--- Input ---

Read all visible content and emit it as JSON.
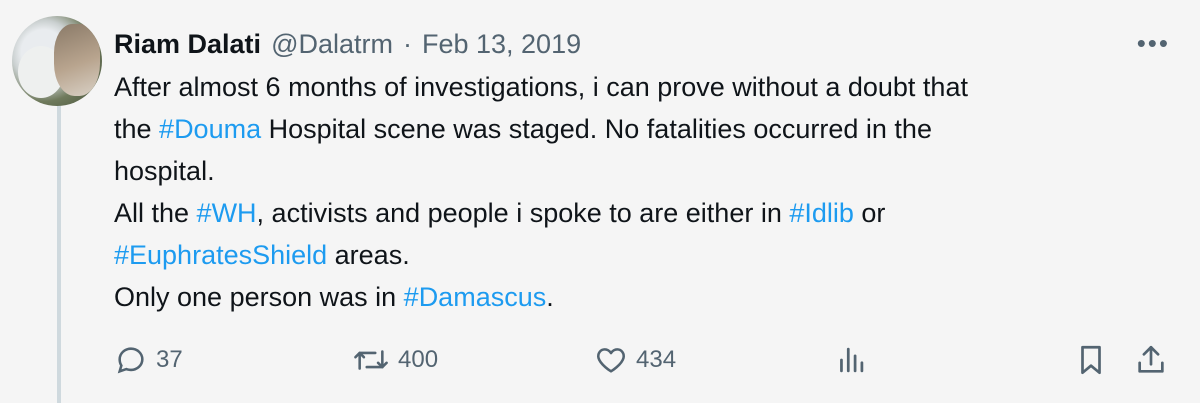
{
  "tweet": {
    "author_name": "Riam Dalati",
    "handle": "@Dalatrm",
    "separator": "·",
    "date": "Feb 13, 2019",
    "more_label": "•••",
    "lines": [
      [
        {
          "t": "After almost 6 months of investigations, i can prove without a doubt that"
        }
      ],
      [
        {
          "t": "the "
        },
        {
          "t": "#Douma",
          "tag": true
        },
        {
          "t": " Hospital scene was staged. No fatalities occurred in the"
        }
      ],
      [
        {
          "t": "hospital."
        }
      ],
      [
        {
          "t": "All the "
        },
        {
          "t": "#WH",
          "tag": true
        },
        {
          "t": ", activists and people i spoke to are either in "
        },
        {
          "t": "#Idlib",
          "tag": true
        },
        {
          "t": " or"
        }
      ],
      [
        {
          "t": "#EuphratesShield",
          "tag": true
        },
        {
          "t": " areas."
        }
      ],
      [
        {
          "t": "Only one person was in "
        },
        {
          "t": "#Damascus",
          "tag": true
        },
        {
          "t": "."
        }
      ]
    ]
  },
  "actions": {
    "reply_count": "37",
    "retweet_count": "400",
    "like_count": "434"
  },
  "colors": {
    "hashtag": "#1d9bf0",
    "secondary_text": "#536471"
  },
  "icons": [
    "reply-icon",
    "retweet-icon",
    "like-icon",
    "views-icon",
    "bookmark-icon",
    "share-icon",
    "more-icon"
  ]
}
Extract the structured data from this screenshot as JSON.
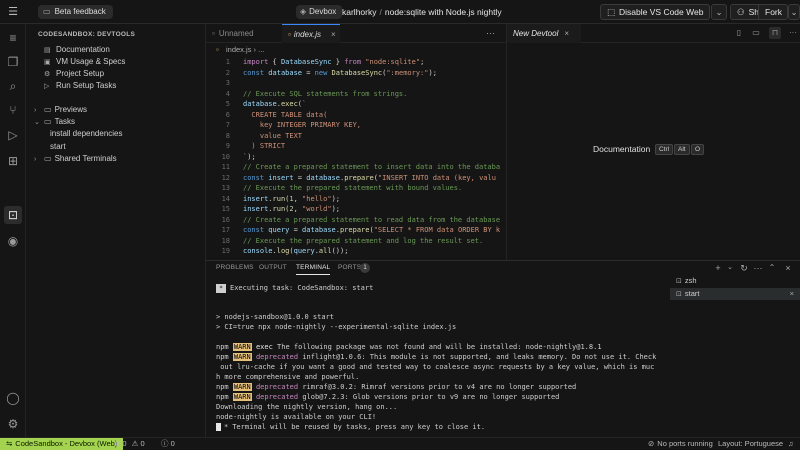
{
  "topbar": {
    "beta_feedback": "Beta feedback",
    "devbox": "Devbox",
    "owner": "karlhorky",
    "separator": "/",
    "project": "node:sqlite with Node.js nightly",
    "disable_vscode": "Disable VS Code Web",
    "share": "Share",
    "fork": "Fork"
  },
  "sidebar": {
    "title": "CODESANDBOX: DEVTOOLS",
    "items": [
      {
        "label": "Documentation",
        "icon": "book-icon"
      },
      {
        "label": "VM Usage & Specs",
        "icon": "chip-icon"
      },
      {
        "label": "Project Setup",
        "icon": "gear-icon"
      },
      {
        "label": "Run Setup Tasks",
        "icon": "play-icon"
      }
    ],
    "sections": {
      "previews": "Previews",
      "tasks": "Tasks",
      "task_items": [
        "install dependencies",
        "start"
      ],
      "shared_terminals": "Shared Terminals"
    }
  },
  "editor": {
    "tabs": [
      "Unnamed",
      "index.js"
    ],
    "breadcrumb_file": "index.js",
    "breadcrumb_sep": "›",
    "breadcrumb_more": "...",
    "line_numbers": [
      "1",
      "2",
      "3",
      "4",
      "5",
      "6",
      "7",
      "8",
      "9",
      "10",
      "11",
      "12",
      "13",
      "14",
      "15",
      "16",
      "17",
      "18",
      "19"
    ]
  },
  "devtool": {
    "tab": "New Devtool",
    "documentation": "Documentation",
    "keys": [
      "Ctrl",
      "Alt",
      "O"
    ]
  },
  "panel": {
    "tabs": [
      "PROBLEMS",
      "OUTPUT",
      "TERMINAL",
      "PORTS"
    ],
    "ports_count": "1",
    "task_line": "Executing task: CodeSandbox: start",
    "lines": [
      "> nodejs-sandbox@1.0.0 start",
      "> CI=true npx node-nightly --experimental-sqlite index.js"
    ],
    "npm_lines": [
      {
        "prefix": "npm",
        "badge": "WARN",
        "kind": "exec",
        "text": " The following package was not found and will be installed: node-nightly@1.8.1"
      },
      {
        "prefix": "npm",
        "badge": "WARN",
        "kind": "deprecated",
        "text": " inflight@1.0.6: This module is not supported, and leaks memory. Do not use it. Check"
      },
      {
        "prefix": "",
        "badge": "",
        "kind": "",
        "text": " out lru-cache if you want a good and tested way to coalesce async requests by a key value, which is muc"
      },
      {
        "prefix": "",
        "badge": "",
        "kind": "",
        "text": "h more comprehensive and powerful."
      },
      {
        "prefix": "npm",
        "badge": "WARN",
        "kind": "deprecated",
        "text": " rimraf@3.0.2: Rimraf versions prior to v4 are no longer supported"
      },
      {
        "prefix": "npm",
        "badge": "WARN",
        "kind": "deprecated",
        "text": " glob@7.2.3: Glob versions prior to v9 are no longer supported"
      }
    ],
    "downloading": "Downloading the nightly version, hang on...",
    "available": "node-nightly is available on your CLI!",
    "reuse": "Terminal will be reused by tasks, press any key to close it.",
    "terminals": [
      "zsh",
      "start"
    ]
  },
  "status": {
    "remote": "CodeSandbox - Devbox (Web)",
    "errors": "0",
    "warnings": "0",
    "info": "0",
    "ports": "No ports running",
    "layout": "Layout: Portuguese"
  },
  "colors": {
    "accent": "#3a88ff",
    "remote_bg": "#a3d34f",
    "warn_badge": "#e5c07b"
  }
}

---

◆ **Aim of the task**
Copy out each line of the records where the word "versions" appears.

◆ **Result of the task**
        "text": " rimraf@3.0.2: Rimraf versions prior to v4 are no longer supported"
        "text": " glob@7.2.3: Glob versions prior to v9 are no longer supported"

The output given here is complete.